Source: BBC Website and The Times History of the War

Our 2018 Centennial Battlefield Tours


The Kaiser's Offensives &
the British Army's 100 Days

6 – 14 May 2018: Study of Germany's Last Effort to Win the War and the British Victory Offensive.

Includes: German advances in the Somme, Flanders, and the Marne Sectors, the Black Day of the German Army, the St. Quentin Canal, and the pursuit to Mons.

Reduced Price — $3,450 (dbl occupancy, sgl supp avail)

The full brochure covering the trip and registration details can now be downloaded


AEF: Pershing's Doughboys Centennial
Now Fully Booked – Waiting List Only

7 – 17 August 2018: Comprehensive Study of the American Expeditionary Force

Includes: All major battles, memorials, cemeteries, and service sites of your family members.

Price — $3,750 (dbl occupancy, sgl supp avail)

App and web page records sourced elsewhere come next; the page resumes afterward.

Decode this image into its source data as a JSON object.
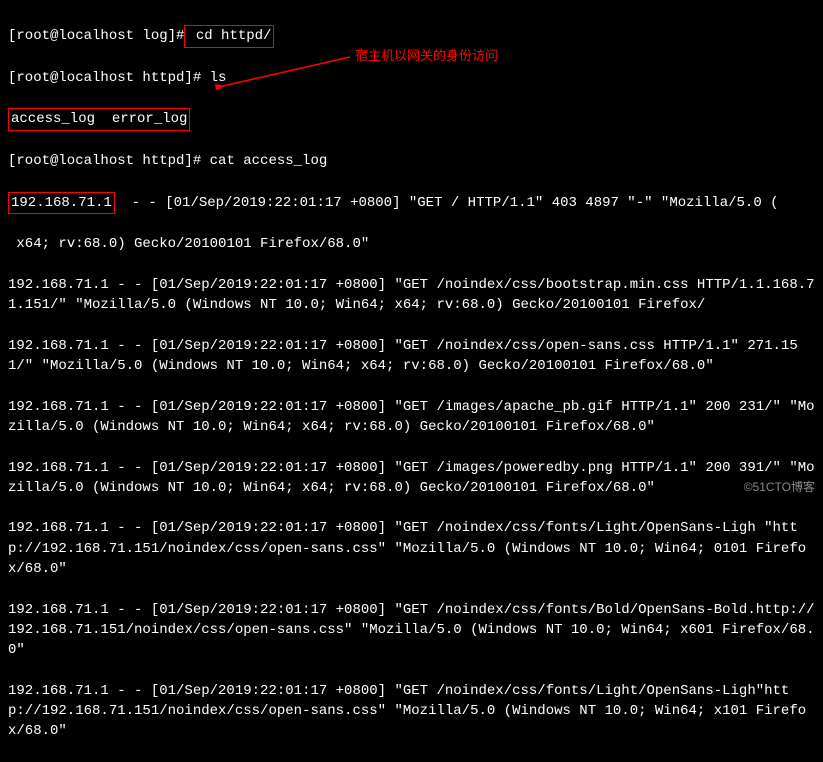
{
  "prompt": {
    "p1": "[root@localhost log]#",
    "p2": "[root@localhost httpd]#",
    "cmd_cd": " cd httpd/",
    "cmd_ls": " ls",
    "cmd_cat": " cat access_log"
  },
  "ls_output": "access_log  error_log",
  "annotation": "宿主机以网关的身份访问",
  "highlight_ip": "192.168.71.1",
  "log": {
    "l1_rest": "  - - [01/Sep/2019:22:01:17 +0800] \"GET / HTTP/1.1\" 403 4897 \"-\" \"Mozilla/5.0 (",
    "l1b": " x64; rv:68.0) Gecko/20100101 Firefox/68.0\"",
    "l2": "192.168.71.1 - - [01/Sep/2019:22:01:17 +0800] \"GET /noindex/css/bootstrap.min.css HTTP/1.1.168.71.151/\" \"Mozilla/5.0 (Windows NT 10.0; Win64; x64; rv:68.0) Gecko/20100101 Firefox/",
    "l3": "192.168.71.1 - - [01/Sep/2019:22:01:17 +0800] \"GET /noindex/css/open-sans.css HTTP/1.1\" 271.151/\" \"Mozilla/5.0 (Windows NT 10.0; Win64; x64; rv:68.0) Gecko/20100101 Firefox/68.0\"",
    "l4": "192.168.71.1 - - [01/Sep/2019:22:01:17 +0800] \"GET /images/apache_pb.gif HTTP/1.1\" 200 231/\" \"Mozilla/5.0 (Windows NT 10.0; Win64; x64; rv:68.0) Gecko/20100101 Firefox/68.0\"",
    "l5": "192.168.71.1 - - [01/Sep/2019:22:01:17 +0800] \"GET /images/poweredby.png HTTP/1.1\" 200 391/\" \"Mozilla/5.0 (Windows NT 10.0; Win64; x64; rv:68.0) Gecko/20100101 Firefox/68.0\"",
    "l6": "192.168.71.1 - - [01/Sep/2019:22:01:17 +0800] \"GET /noindex/css/fonts/Light/OpenSans-Ligh \"http://192.168.71.151/noindex/css/open-sans.css\" \"Mozilla/5.0 (Windows NT 10.0; Win64; 0101 Firefox/68.0\"",
    "l7": "192.168.71.1 - - [01/Sep/2019:22:01:17 +0800] \"GET /noindex/css/fonts/Bold/OpenSans-Bold.http://192.168.71.151/noindex/css/open-sans.css\" \"Mozilla/5.0 (Windows NT 10.0; Win64; x601 Firefox/68.0\"",
    "l8": "192.168.71.1 - - [01/Sep/2019:22:01:17 +0800] \"GET /noindex/css/fonts/Light/OpenSans-Ligh\"http://192.168.71.151/noindex/css/open-sans.css\" \"Mozilla/5.0 (Windows NT 10.0; Win64; x101 Firefox/68.0\""
  },
  "watermark": "©51CTO博客"
}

The full brochure covering the trip and registration details can now be downloaded

Click on Title to Access Story
Gentleman Savage: Col. Richard Meinertzhagen

Belgian Refugees in Oxford

An American Filmed the German Army, Until. . . (Video)

Chicagoans in the Great War

Journey's End: The Film

How War Shaped Caterpillar, Inc.

"Side by Side" – America’s WWI Effort Remembered in Britain

Days Past: Arizona and the Great War

Victoria Cross Sold for Record £840,000

"I'm Going to the Crapper" came from the Doughboys

Thanks to each and every one of you who has contributed material for this issue. Until our next issue, your editor, Mike Hanlon.
(Or send it to a friend)

Design by Shannon Niel
Content © Michael E. Hanlon